The Dawn of “Active Learning Method”
From inception, it was made very clear that workers’ education must be anchored on the time tested philosophy of “to teach is to learn.” Against the background of acute shortage of manpower, more so in the area of train-the-trainer specialization, it became imperative to look inward with a view to assuaging this daunting challenge. The introduction of this seemingly new teaching method surprisingly didn’t encounter any serious resistance from workers and trade union leaders. On the contrary, the teaching novelty was welcomed and ecstatically embraced by a size able section of trainees and trainers alike.
In no time, therefore, a pool of precious manpower was raised in-house and soon enough, the newly revamped Education Department of Congress became a real beehive of learning activities organizing workers’ classes nationwide to the envy of some worker educators in the neighboring sister African nations. More pointedly, special efforts were consciously made to prioritize the training and mobilization of women workers in all the productive sectors of the nation’s fledgling economy through the activation of the moribund women’s wing of the Nigerian trade union Movement and all round cooperation with some notable pro-labour and gender based civil society organizations.
Today, as we join this wonderful celebrant in the colorful 70th jubilee anniversary, we would like to share with him and his good family, our deep sense of gratitude for the huge debts we owed them, which in all honesty, cannot be repaid even by the quantum of nostalgia we more often than not manifest in the phenomenal growth registered over the years by the affiliate industrial unions and also as evidenced in the astonishing number of the highly trained cadres of labour educators who are now spread widely all over the length and breadth of the entire Movement. We are also intimately aware that half of the 70 years which constitute your entire life, had already been selflessly devoted to promoting and achieving our collective labour ideals. But, we are only reassured by the strong bond of labour solidarity whose dimensions are boundless, whose kinetic energies are inexhaustible, whose powers are unassailable, whose magnetic spirit are irresistible that your examples shall continue to inspire present and future generations of trade unionists in Africa and the world over.
It remains for me at this stage to reaffirm my unflinching solidarity and also join the legion of your well wishers to convey my fervent prayers for good health, long life and labour victories in the years ahead.
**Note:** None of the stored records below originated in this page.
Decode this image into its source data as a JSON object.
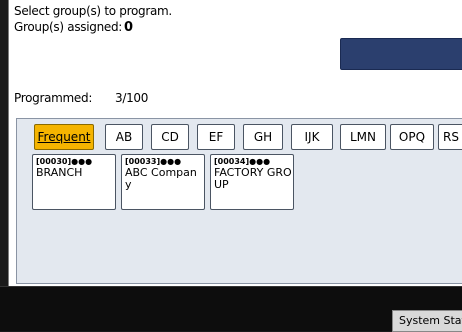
{
  "header": {
    "instruction": "Select group(s) to program.",
    "assigned_label": "Group(s) assigned:",
    "assigned_count": "0"
  },
  "programmed": {
    "label": "Programmed:",
    "value": "3/100"
  },
  "tabs": [
    {
      "label": "Frequent",
      "active": true
    },
    {
      "label": "AB"
    },
    {
      "label": "CD"
    },
    {
      "label": "EF"
    },
    {
      "label": "GH"
    },
    {
      "label": "IJK"
    },
    {
      "label": "LMN"
    },
    {
      "label": "OPQ"
    },
    {
      "label": "RS"
    }
  ],
  "entries": [
    {
      "code": "[00030]",
      "icon": "group-icon",
      "name": "BRANCH"
    },
    {
      "code": "[00033]",
      "icon": "group-icon",
      "name": "ABC Company"
    },
    {
      "code": "[00034]",
      "icon": "group-icon",
      "name": "FACTORY GROUP"
    }
  ],
  "footer": {
    "system_status": "System Status"
  },
  "colors": {
    "active_tab": "#f5b400",
    "progress_bar": "#2b3f6e"
  }
}
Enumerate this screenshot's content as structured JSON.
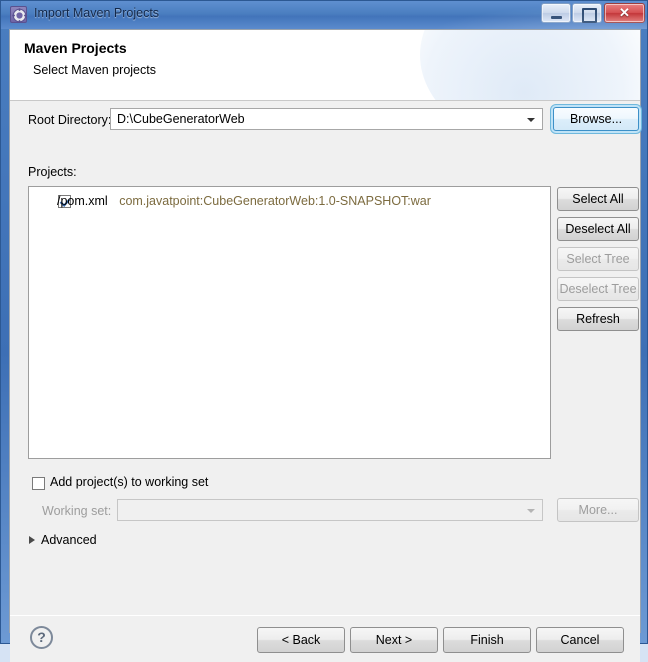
{
  "window": {
    "title": "Import Maven Projects",
    "icon": "maven-gear-icon",
    "minimize_label": "",
    "maximize_label": "",
    "close_label": "✕"
  },
  "banner": {
    "title": "Maven Projects",
    "subtitle": "Select Maven projects"
  },
  "root_directory": {
    "label": "Root Directory:",
    "value": "D:\\CubeGeneratorWeb",
    "browse_label": "Browse..."
  },
  "projects": {
    "label": "Projects:",
    "rows": [
      {
        "checked": true,
        "path": "/pom.xml",
        "coordinates": "com.javatpoint:CubeGeneratorWeb:1.0-SNAPSHOT:war"
      }
    ],
    "buttons": [
      {
        "label": "Select All",
        "enabled": true
      },
      {
        "label": "Deselect All",
        "enabled": true
      },
      {
        "label": "Select Tree",
        "enabled": false
      },
      {
        "label": "Deselect Tree",
        "enabled": false
      },
      {
        "label": "Refresh",
        "enabled": true
      }
    ]
  },
  "working_set": {
    "add_checkbox_label": "Add project(s) to working set",
    "add_checkbox_checked": false,
    "label": "Working set:",
    "value": "",
    "more_label": "More..."
  },
  "advanced": {
    "label": "Advanced",
    "expanded": false
  },
  "footer": {
    "help_label": "?",
    "buttons": [
      {
        "label": "< Back",
        "enabled": true
      },
      {
        "label": "Next >",
        "enabled": true
      },
      {
        "label": "Finish",
        "enabled": true
      },
      {
        "label": "Cancel",
        "enabled": true
      }
    ]
  },
  "colors": {
    "titlebar_blue": "#4a7ec0",
    "close_red": "#bf2b2e",
    "coordinate_text": "#7c6b3f",
    "focus_ring": "#6fb8dd",
    "disabled_text": "#9d9d9d"
  }
}
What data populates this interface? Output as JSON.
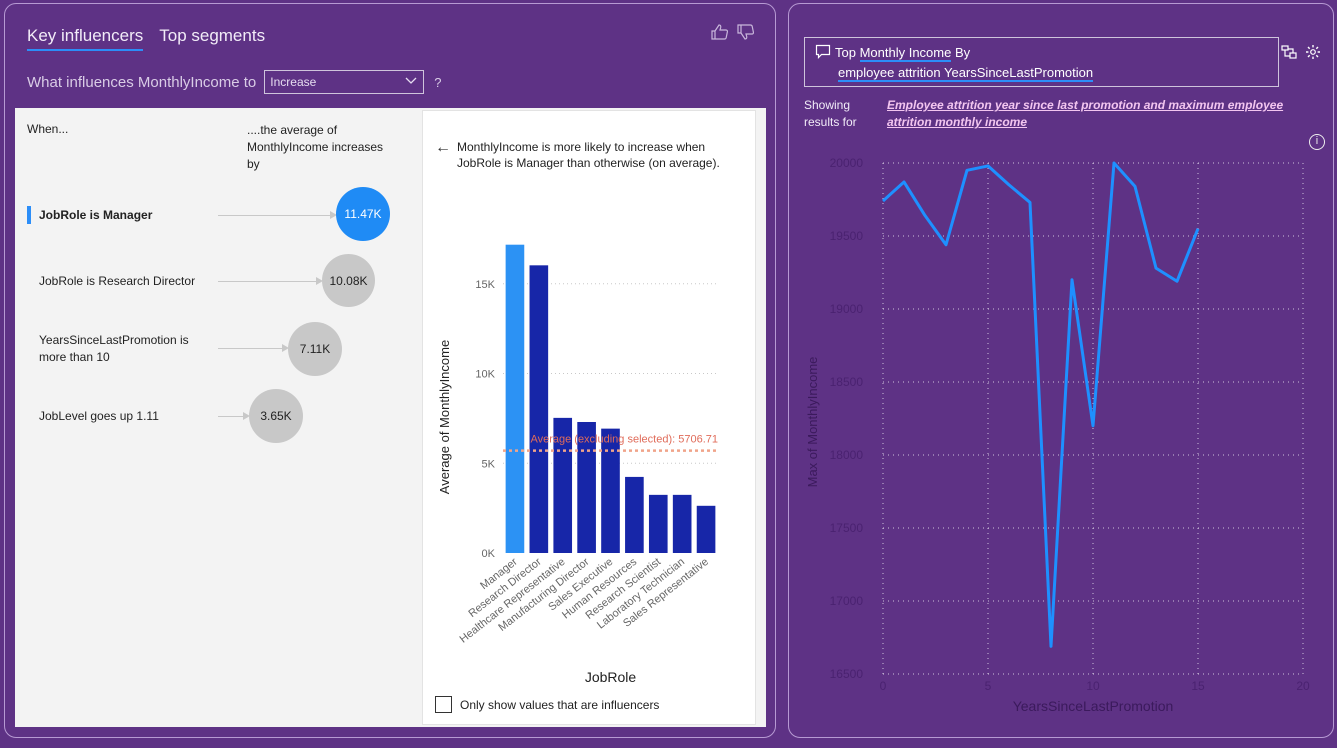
{
  "left_visual": {
    "tabs": [
      {
        "label": "Key influencers",
        "active": true
      },
      {
        "label": "Top segments",
        "active": false
      }
    ],
    "question_prefix": "What influences MonthlyIncome to",
    "dropdown_value": "Increase",
    "question_mark": "?",
    "col_when": "When...",
    "col_effect": "....the average of MonthlyIncome increases by",
    "influencers": [
      {
        "label": "JobRole is Manager",
        "value": "11.47K",
        "selected": true
      },
      {
        "label": "JobRole is Research Director",
        "value": "10.08K",
        "selected": false
      },
      {
        "label": "YearsSinceLastPromotion is more than 10",
        "value": "7.11K",
        "selected": false
      },
      {
        "label": "JobLevel goes up 1.11",
        "value": "3.65K",
        "selected": false
      }
    ],
    "detail": {
      "back_arrow": "←",
      "text": "MonthlyIncome is more likely to increase when JobRole is Manager than otherwise (on average).",
      "only_influencers_label": "Only show values that are influencers"
    }
  },
  "colors": {
    "background": "#5e3285",
    "selected_bar": "#2c92f4",
    "bar": "#1726a8",
    "avg_line": "#f0a48a",
    "line": "#1e90ff"
  },
  "chart_data": [
    {
      "type": "bar",
      "categories": [
        "Manager",
        "Research Director",
        "Healthcare Representative",
        "Manufacturing Director",
        "Sales Executive",
        "Human Resources",
        "Research Scientist",
        "Laboratory Technician",
        "Sales Representative"
      ],
      "values": [
        17180,
        16030,
        7530,
        7300,
        6930,
        4240,
        3240,
        3240,
        2630
      ],
      "highlight_index": 0,
      "xlabel": "JobRole",
      "ylabel": "Average of MonthlyIncome",
      "yticks": [
        0,
        5000,
        10000,
        15000
      ],
      "ytick_labels": [
        "0K",
        "5K",
        "10K",
        "15K"
      ],
      "ylim": [
        0,
        18500
      ],
      "reference_line": {
        "value": 5706.71,
        "label": "Average (excluding selected): 5706.71"
      },
      "grid": true
    },
    {
      "type": "line",
      "x": [
        0,
        1,
        2,
        3,
        4,
        5,
        6,
        7,
        8,
        9,
        10,
        11,
        12,
        13,
        14,
        15
      ],
      "y": [
        19740,
        19870,
        19640,
        19440,
        19950,
        19980,
        19850,
        19730,
        16690,
        19200,
        18200,
        20000,
        19840,
        19280,
        19190,
        19550
      ],
      "xlabel": "YearsSinceLastPromotion",
      "ylabel": "Max of MonthlyIncome",
      "xlim": [
        0,
        20
      ],
      "ylim": [
        16500,
        20000
      ],
      "xticks": [
        0,
        5,
        10,
        15,
        20
      ],
      "yticks": [
        16500,
        17000,
        17500,
        18000,
        18500,
        19000,
        19500,
        20000
      ],
      "grid": true
    }
  ],
  "right_visual": {
    "qa_line1_prefix": "Top ",
    "qa_line1_term": "Monthly Income",
    "qa_line1_suffix": " By",
    "qa_line2": "employee attrition YearsSinceLastPromotion",
    "showing_label": "Showing results for",
    "restatement": "Employee attrition year since last promotion and maximum employee attrition monthly income",
    "info": "i"
  }
}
Happy birthday to you!
Comrade Mohammed, the author, was for years, the Head of Information and Public Relations of the NLC and he is accessible via firstname.lastname@example.org